And I did, or at least I was familiar with the concept and the way that I coach. So much of what I enjoy about training and racing are the endless parallels you can draw between a hard workout and a hard time in your life. They both require perseverance, a positive “can-do” attitude and the will to push through and see another day.

In training, it’s race day. The celebration of all your struggles coming together for a single, glorious moment as you cross the finish line and are rewarded with your accomplishment. In life, it’s the realization that there is a light at the end of the tunnel and you will find it if you are persistent enough to do so. Either way, the push gets you through the hard times and you realize that the struggle was worth it.

For this woman, Advanced Cycling Class allowed her to tap into that resource—the part of her that could push through and make it to the next day. And the one after that. And the days become weeks, and in her case—the weeks become part of a plan to complete a triathlon.

I was much more than a cycling instructor to her, and she was much more than a person who wrote a check to come to my class for 18 weeks.

Fitness is a funny thing. Yes, it’s good for you and keeps you physically healthy. But it’s also the only way most people are ever introspective. When you’re working out, it’s all about you. It’s a time to be selfish, to delve into all the things that make you tick. When you see results you are pleased. When you feel fatigue you are unhappy. Training calls upon a spectrum of emotions that allows us to be fully aware of ourselves for better or for worse. And this is why fitness becomes just as important for our minds, as it is for our bodies.

The happy hour lasted for a while, with many rounds of margaritas bolstering our post-exercise glow. I was honored that my classes thought so highly of me that they would thank me so graciously with their gifts and kind words, but I’m sure they’ll never realize that the real gift to me was the experience of watching them all change and grow through the program.

Many of the classes I taught included actual Ironman workouts that I had to do as part of my own training. There were times when I was sure that if I wasn’t responsible for motivating them through hill repeats, tempo rides and intervals that I wouldn’t have pushed through them so hard myself.
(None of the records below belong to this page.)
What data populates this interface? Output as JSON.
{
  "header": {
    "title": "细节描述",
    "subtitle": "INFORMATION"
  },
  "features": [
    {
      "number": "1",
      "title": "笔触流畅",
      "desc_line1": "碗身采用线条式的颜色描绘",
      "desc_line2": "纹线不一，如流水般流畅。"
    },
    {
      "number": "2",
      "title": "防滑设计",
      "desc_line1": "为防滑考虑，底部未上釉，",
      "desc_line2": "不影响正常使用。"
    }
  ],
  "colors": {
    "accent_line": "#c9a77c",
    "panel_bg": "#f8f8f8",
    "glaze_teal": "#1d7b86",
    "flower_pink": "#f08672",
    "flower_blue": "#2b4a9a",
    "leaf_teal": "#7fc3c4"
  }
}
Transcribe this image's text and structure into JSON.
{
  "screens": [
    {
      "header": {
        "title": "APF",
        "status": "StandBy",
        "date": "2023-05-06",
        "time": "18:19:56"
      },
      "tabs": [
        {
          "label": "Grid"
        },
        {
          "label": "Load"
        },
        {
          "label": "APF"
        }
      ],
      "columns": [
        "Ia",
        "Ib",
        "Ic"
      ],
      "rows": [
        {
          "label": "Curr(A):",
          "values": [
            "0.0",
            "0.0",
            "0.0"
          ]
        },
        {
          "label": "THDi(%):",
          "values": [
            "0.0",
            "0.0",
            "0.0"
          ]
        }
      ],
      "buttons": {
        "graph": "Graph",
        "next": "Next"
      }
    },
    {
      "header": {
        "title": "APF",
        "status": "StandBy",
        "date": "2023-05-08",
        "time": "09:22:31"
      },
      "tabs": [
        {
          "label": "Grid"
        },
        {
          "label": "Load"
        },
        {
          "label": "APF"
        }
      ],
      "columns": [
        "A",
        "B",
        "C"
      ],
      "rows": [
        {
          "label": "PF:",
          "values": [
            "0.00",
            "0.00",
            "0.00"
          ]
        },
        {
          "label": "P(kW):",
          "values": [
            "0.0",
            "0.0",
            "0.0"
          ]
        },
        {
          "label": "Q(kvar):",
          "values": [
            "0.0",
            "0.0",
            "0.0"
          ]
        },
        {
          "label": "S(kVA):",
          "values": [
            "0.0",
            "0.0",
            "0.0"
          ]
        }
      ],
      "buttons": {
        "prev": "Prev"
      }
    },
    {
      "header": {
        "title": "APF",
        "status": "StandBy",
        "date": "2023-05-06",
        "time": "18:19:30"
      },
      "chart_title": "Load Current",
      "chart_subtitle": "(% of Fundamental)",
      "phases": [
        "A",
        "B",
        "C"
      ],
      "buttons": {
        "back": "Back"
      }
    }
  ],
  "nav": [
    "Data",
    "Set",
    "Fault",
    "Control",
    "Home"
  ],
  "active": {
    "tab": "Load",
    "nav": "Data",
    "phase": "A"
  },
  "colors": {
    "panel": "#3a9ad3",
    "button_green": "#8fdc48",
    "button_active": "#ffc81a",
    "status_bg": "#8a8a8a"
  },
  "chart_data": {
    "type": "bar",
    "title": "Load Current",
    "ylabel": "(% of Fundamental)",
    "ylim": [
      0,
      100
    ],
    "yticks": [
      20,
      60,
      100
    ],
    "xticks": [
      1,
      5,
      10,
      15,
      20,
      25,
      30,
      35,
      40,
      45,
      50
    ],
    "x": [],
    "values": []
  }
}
The irony is that I created a program to train people in endurance riding, and they actually made me into a better athlete.

Last year I wrote a blog on “Showers for the Women of 2009,” titled so because I feel our society doesn’t celebrate women enough for the accomplishments they can achieve outside of marriage and motherhood.

Sure, the commitment of marriage and the birth of a new life are worthy of their fanfare—but I watched 65 people make a commitment to themselves to be in my class for 18 weeks. New athletes were born before my eyes. People who started the class to lose weight were finishing the program with registrations for their first races ever. Sparks were ignited, and the sport of triathlon is now being courted by a crop of new athletes who can’t wait to tackle goals they’d never even thought of until now.

I may not have a birth certificate to prove there is new life in the city of Syracuse, but if you come to any of the area races in town this summer, you can see it for yourself on the shores of the Finger Lakes and the roads of Central New York.

One day, maybe I will marry and have children. Those will be proud moments for me and I may find myself at my own wedding and baby showers being congratulated for these sacred milestones.

But it will be hard to find an event in my life that will compare to the first-ever Advanced Cycling Program, and being part of something that helped so many people grow and change in positive ways.

My thanks to all of those people who helped to celebrate the class, and their can-do attitudes.